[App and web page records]
# # # #

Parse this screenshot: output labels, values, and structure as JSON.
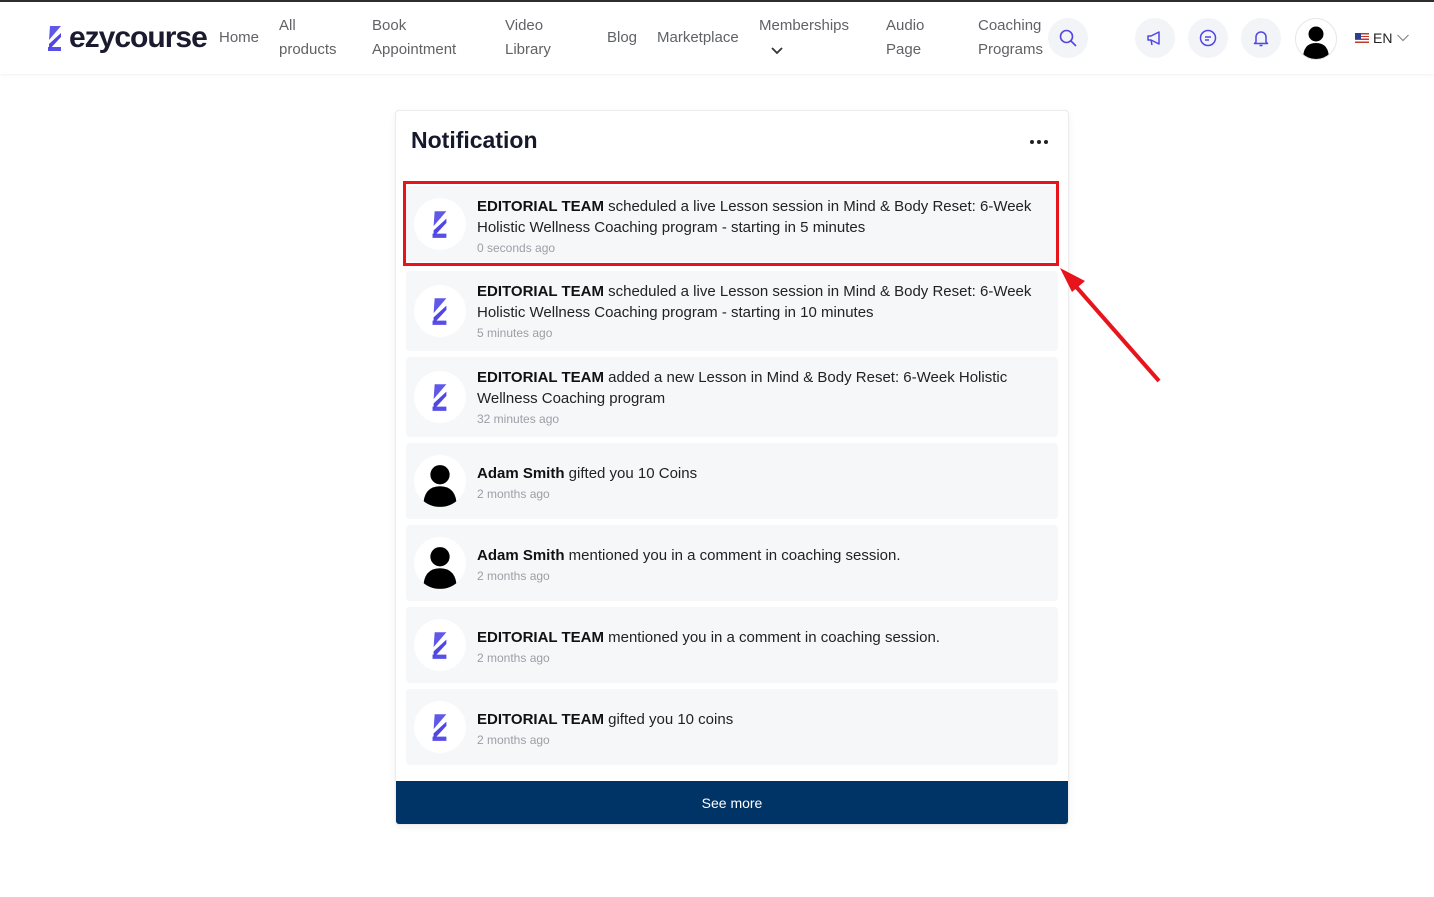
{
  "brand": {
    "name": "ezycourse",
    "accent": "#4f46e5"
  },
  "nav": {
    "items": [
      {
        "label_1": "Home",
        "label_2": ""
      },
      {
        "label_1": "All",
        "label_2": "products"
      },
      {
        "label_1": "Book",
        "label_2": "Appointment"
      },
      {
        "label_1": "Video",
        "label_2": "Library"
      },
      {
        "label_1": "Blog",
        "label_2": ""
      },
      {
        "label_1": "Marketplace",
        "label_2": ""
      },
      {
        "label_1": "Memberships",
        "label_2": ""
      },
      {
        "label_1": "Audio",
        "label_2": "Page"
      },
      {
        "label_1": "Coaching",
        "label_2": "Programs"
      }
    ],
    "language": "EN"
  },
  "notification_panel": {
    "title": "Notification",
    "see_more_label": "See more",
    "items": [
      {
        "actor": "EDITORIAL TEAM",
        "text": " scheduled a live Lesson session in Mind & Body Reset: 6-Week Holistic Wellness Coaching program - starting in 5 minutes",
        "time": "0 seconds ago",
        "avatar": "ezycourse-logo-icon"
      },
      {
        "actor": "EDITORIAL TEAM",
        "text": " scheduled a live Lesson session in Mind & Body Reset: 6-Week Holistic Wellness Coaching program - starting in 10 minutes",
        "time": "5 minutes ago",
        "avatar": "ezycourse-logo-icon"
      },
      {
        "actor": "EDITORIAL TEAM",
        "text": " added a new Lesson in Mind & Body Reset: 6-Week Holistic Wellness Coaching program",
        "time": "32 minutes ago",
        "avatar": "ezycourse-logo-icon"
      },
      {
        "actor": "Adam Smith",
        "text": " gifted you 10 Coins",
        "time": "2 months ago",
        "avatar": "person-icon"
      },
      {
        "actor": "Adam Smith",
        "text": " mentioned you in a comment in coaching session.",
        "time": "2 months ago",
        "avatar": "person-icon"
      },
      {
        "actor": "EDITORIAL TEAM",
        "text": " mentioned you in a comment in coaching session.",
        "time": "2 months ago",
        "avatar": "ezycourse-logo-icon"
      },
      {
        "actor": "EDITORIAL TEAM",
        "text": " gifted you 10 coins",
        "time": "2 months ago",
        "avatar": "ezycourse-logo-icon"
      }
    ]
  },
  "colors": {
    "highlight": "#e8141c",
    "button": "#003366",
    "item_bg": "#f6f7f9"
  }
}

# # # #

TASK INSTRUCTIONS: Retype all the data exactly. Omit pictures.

WRITTEN REPLY:
Parse this screenshot: output labels, values, and structure as JSON.
{
  "brand": {
    "name": "ezycourse",
    "accent": "#4f46e5"
  },
  "nav": {
    "items": [
      {
        "label_1": "Home",
        "label_2": ""
      },
      {
        "label_1": "All",
        "label_2": "products"
      },
      {
        "label_1": "Book",
        "label_2": "Appointment"
      },
      {
        "label_1": "Video",
        "label_2": "Library"
      },
      {
        "label_1": "Blog",
        "label_2": ""
      },
      {
        "label_1": "Marketplace",
        "label_2": ""
      },
      {
        "label_1": "Memberships",
        "label_2": ""
      },
      {
        "label_1": "Audio",
        "label_2": "Page"
      },
      {
        "label_1": "Coaching",
        "label_2": "Programs"
      }
    ],
    "language": "EN"
  },
  "notification_panel": {
    "title": "Notification",
    "see_more_label": "See more",
    "items": [
      {
        "actor": "EDITORIAL TEAM",
        "text": " scheduled a live Lesson session in Mind & Body Reset: 6-Week Holistic Wellness Coaching program - starting in 5 minutes",
        "time": "0 seconds ago",
        "avatar": "ezycourse-logo-icon"
      },
      {
        "actor": "EDITORIAL TEAM",
        "text": " scheduled a live Lesson session in Mind & Body Reset: 6-Week Holistic Wellness Coaching program - starting in 10 minutes",
        "time": "5 minutes ago",
        "avatar": "ezycourse-logo-icon"
      },
      {
        "actor": "EDITORIAL TEAM",
        "text": " added a new Lesson in Mind & Body Reset: 6-Week Holistic Wellness Coaching program",
        "time": "32 minutes ago",
        "avatar": "ezycourse-logo-icon"
      },
      {
        "actor": "Adam Smith",
        "text": " gifted you 10 Coins",
        "time": "2 months ago",
        "avatar": "person-icon"
      },
      {
        "actor": "Adam Smith",
        "text": " mentioned you in a comment in coaching session.",
        "time": "2 months ago",
        "avatar": "person-icon"
      },
      {
        "actor": "EDITORIAL TEAM",
        "text": " mentioned you in a comment in coaching session.",
        "time": "2 months ago",
        "avatar": "ezycourse-logo-icon"
      },
      {
        "actor": "EDITORIAL TEAM",
        "text": " gifted you 10 coins",
        "time": "2 months ago",
        "avatar": "ezycourse-logo-icon"
      }
    ]
  },
  "colors": {
    "highlight": "#e8141c",
    "button": "#003366",
    "item_bg": "#f6f7f9"
  }
}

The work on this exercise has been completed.